, as they were written in VMS Pascal running on a VAX. They were developed by Robert Koeneke
with some help of Jimmey Todd
, both students at the University of Oklahoma, inspired by playing the original Rogue
. Moria V1.0 was released around 1983, and in 1985, Koeneke released the source code code for Moria V4.0. After releasing V4.8, released 1986 or 1987, Koeneke and Todd stopped further work on Moria and gave permission to others to work on the game.Jim Wilson
and David Grabiner
then went on to create a UNIX version of Moria, based on Koeneke's V4.8 sources and using his version numbering, so that the first UNIX Moria

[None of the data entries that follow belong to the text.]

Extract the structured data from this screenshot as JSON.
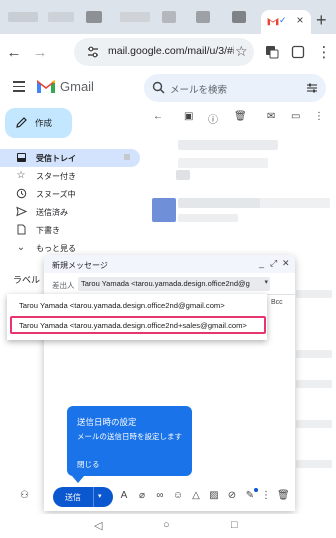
{
  "browser": {
    "url": "mail.google.com/mail/u/3/#i"
  },
  "app": {
    "name": "Gmail",
    "search_placeholder": "メールを検索"
  },
  "sidebar": {
    "compose_label": "作成",
    "items": [
      {
        "label": "受信トレイ",
        "icon": "inbox-icon",
        "active": true
      },
      {
        "label": "スター付き",
        "icon": "star-icon",
        "active": false
      },
      {
        "label": "スヌーズ中",
        "icon": "clock-icon",
        "active": false
      },
      {
        "label": "送信済み",
        "icon": "send-icon",
        "active": false
      },
      {
        "label": "下書き",
        "icon": "draft-icon",
        "active": false
      },
      {
        "label": "もっと見る",
        "icon": "chevron-down-icon",
        "active": false
      }
    ],
    "labels_heading": "ラベル"
  },
  "compose": {
    "title": "新規メッセージ",
    "from_label": "差出人",
    "from_value": "Tarou Yamada <tarou.yamada.design.office2nd@g",
    "bcc": "Bcc",
    "from_options": [
      "Tarou Yamada <tarou.yamada.design.office2nd@gmail.com>",
      "Tarou Yamada <tarou.yamada.design.office2nd+sales@gmail.com>"
    ],
    "send_label": "送信"
  },
  "tooltip": {
    "title": "送信日時の設定",
    "body": "メールの送信日時を設定します",
    "close": "閉じる"
  },
  "colors": {
    "accent": "#0b57d0",
    "tooltip_bg": "#1a73e8",
    "highlight": "#e8356e",
    "compose_btn": "#c2e7ff",
    "active_nav": "#d3e3fd"
  }
}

version was V4.83, released in 1987. It mainly fixed bugs and it was much more portable than the original sources, so that versions of Umoria were eventually created for other platforms, including IBM PC, Atari ST, Amiga, Mac and the original VMS. Wilson and others continued to work on Moria until V5.5, the last official version released in 1992.